*PROMPT*. How many lines in the listing below contain the string "JSON"? Say only the number.

⁂

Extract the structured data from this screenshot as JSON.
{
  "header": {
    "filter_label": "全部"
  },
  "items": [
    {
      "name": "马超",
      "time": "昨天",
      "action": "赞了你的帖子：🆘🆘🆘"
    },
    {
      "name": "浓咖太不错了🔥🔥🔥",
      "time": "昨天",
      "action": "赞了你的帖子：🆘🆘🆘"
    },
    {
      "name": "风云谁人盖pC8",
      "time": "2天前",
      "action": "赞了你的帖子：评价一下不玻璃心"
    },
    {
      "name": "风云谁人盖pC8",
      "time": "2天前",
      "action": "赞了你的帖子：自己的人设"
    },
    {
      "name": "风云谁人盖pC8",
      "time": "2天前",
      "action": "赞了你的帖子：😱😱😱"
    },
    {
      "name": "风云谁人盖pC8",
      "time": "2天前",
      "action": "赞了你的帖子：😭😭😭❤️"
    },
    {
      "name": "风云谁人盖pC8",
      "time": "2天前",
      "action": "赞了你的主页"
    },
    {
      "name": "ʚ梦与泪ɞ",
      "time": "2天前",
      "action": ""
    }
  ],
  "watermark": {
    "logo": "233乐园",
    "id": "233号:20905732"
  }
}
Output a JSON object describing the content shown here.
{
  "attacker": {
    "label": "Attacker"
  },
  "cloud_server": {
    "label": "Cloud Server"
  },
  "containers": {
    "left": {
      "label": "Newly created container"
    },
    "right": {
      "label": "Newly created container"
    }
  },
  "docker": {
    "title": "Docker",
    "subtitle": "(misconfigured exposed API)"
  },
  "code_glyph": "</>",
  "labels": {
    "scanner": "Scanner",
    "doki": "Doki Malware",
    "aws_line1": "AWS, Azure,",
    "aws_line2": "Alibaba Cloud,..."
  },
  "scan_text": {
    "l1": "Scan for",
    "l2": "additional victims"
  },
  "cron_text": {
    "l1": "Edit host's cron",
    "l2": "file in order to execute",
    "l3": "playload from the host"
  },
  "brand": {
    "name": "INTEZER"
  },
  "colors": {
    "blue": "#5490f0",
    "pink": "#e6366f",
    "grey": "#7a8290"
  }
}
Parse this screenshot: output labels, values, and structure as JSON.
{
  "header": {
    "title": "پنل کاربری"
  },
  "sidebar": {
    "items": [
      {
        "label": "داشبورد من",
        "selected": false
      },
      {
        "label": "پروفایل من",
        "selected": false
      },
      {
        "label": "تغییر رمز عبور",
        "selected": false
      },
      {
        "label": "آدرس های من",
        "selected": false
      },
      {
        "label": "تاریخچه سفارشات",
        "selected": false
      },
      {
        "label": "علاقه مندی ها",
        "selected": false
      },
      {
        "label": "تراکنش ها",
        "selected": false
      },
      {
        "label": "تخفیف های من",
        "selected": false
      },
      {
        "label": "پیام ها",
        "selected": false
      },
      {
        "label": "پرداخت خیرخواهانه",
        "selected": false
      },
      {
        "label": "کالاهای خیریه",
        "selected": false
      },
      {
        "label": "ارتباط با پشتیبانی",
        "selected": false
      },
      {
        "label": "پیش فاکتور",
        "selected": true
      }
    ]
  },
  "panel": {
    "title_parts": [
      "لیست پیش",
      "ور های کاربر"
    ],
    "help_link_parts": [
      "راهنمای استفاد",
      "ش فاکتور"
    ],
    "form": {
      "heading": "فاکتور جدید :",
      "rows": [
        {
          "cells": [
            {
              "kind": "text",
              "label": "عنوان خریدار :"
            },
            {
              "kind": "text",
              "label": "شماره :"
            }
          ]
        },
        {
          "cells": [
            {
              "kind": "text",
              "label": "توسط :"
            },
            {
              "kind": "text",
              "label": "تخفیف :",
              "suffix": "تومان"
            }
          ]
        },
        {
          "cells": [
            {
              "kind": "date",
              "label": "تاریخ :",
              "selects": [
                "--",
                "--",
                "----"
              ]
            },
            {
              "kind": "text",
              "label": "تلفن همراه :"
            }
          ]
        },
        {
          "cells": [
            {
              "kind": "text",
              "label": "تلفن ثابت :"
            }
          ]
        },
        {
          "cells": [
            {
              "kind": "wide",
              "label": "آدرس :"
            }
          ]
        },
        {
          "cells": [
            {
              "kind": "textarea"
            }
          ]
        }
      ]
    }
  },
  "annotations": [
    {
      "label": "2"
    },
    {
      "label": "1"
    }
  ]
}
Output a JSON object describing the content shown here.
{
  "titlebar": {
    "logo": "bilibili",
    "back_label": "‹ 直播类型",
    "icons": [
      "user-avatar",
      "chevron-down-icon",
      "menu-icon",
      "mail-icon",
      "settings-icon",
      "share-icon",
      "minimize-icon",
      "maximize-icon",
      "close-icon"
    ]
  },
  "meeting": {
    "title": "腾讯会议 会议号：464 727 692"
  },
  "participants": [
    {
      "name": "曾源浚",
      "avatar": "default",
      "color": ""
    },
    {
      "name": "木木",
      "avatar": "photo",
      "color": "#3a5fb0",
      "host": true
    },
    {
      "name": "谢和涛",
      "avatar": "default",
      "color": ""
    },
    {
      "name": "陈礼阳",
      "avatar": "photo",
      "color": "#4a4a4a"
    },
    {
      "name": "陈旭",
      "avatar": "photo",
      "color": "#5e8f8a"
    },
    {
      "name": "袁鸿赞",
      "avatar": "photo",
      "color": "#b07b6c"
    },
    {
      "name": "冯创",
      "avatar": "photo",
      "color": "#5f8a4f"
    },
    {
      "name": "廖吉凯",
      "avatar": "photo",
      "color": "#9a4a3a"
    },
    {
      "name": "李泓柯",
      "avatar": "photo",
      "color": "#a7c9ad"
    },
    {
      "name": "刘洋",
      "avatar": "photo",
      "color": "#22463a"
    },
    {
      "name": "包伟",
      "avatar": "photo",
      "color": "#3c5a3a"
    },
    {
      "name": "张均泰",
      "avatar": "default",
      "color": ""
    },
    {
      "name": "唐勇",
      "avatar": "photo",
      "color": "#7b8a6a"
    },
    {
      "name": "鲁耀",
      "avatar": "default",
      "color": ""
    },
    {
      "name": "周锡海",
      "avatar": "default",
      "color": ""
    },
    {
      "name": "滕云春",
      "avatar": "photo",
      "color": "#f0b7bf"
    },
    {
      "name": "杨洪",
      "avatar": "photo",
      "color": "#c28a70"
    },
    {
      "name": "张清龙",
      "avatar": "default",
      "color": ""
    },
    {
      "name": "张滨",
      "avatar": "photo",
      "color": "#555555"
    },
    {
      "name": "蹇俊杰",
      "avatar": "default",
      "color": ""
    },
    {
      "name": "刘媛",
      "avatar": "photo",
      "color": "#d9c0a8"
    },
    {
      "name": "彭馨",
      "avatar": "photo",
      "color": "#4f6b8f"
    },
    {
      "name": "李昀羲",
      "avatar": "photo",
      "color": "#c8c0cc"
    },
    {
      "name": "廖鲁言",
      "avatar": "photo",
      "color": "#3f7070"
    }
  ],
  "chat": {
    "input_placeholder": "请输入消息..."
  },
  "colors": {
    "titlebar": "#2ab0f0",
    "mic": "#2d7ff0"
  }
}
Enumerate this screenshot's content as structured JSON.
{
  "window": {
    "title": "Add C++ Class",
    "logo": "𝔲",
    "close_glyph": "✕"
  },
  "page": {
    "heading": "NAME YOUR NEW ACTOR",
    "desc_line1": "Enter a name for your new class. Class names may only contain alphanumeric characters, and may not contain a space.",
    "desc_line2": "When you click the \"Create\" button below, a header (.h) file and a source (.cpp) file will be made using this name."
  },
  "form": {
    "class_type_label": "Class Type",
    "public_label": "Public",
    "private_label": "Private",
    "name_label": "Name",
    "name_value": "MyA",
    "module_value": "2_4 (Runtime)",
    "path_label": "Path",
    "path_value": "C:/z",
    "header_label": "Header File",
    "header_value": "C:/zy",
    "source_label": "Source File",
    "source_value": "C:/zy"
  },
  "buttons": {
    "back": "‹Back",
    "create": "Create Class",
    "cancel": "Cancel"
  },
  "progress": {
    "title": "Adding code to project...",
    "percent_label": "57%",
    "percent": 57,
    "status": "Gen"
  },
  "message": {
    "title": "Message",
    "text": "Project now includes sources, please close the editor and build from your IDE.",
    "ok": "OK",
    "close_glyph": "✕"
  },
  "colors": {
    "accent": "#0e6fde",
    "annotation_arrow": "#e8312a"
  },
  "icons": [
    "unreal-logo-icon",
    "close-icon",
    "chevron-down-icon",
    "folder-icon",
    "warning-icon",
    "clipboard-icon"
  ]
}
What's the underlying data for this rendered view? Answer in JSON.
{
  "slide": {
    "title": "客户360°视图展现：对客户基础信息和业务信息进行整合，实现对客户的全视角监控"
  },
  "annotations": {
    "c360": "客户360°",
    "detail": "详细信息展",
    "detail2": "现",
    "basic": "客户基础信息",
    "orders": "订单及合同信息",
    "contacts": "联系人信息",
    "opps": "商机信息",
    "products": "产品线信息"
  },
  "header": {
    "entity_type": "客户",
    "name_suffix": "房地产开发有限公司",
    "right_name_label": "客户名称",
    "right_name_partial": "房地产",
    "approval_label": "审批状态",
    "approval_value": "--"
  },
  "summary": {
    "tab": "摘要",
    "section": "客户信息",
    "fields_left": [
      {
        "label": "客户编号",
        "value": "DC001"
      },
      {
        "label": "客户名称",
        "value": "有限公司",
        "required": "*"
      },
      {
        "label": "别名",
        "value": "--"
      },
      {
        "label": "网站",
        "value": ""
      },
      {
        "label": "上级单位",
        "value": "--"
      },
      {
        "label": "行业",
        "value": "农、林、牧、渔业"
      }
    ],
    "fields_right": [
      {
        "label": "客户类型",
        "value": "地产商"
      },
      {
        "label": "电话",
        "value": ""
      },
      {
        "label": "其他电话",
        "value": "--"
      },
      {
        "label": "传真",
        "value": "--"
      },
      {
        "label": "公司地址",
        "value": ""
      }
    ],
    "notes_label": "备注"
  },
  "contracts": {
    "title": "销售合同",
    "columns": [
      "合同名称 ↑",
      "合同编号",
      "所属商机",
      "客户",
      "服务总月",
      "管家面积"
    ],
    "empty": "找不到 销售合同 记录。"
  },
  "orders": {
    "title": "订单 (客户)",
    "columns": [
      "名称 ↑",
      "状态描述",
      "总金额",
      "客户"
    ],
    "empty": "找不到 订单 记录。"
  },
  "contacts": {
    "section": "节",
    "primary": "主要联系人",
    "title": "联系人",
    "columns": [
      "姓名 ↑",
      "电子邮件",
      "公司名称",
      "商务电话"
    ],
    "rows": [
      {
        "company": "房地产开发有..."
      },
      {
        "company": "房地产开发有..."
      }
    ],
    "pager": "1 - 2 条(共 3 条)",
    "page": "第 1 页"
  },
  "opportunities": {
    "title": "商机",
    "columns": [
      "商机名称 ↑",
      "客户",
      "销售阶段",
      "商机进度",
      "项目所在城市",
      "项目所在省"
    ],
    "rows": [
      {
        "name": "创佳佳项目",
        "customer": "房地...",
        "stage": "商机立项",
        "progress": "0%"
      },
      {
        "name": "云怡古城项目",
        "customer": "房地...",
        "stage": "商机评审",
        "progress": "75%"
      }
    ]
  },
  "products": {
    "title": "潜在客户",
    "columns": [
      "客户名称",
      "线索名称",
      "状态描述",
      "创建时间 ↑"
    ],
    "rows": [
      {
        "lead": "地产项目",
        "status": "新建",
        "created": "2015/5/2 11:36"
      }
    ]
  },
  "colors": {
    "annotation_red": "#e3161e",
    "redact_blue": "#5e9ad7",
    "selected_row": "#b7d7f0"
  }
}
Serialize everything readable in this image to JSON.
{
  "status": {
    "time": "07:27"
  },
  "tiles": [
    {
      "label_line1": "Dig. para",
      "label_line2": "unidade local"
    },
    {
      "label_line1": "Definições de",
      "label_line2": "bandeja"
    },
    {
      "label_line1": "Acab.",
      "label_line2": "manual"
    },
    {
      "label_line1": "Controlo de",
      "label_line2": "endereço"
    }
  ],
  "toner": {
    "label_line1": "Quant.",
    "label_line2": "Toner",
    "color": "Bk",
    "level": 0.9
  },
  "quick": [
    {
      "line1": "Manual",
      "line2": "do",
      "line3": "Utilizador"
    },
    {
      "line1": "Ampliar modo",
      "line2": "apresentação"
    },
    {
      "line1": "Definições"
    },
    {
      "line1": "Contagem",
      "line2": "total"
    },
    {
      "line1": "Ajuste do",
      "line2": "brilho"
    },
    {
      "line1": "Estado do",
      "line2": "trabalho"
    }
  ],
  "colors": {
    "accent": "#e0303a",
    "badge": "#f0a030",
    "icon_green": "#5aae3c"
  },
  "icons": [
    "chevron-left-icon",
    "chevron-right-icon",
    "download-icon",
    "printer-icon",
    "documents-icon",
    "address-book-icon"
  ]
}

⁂

*YOUR SOLUTION*. 7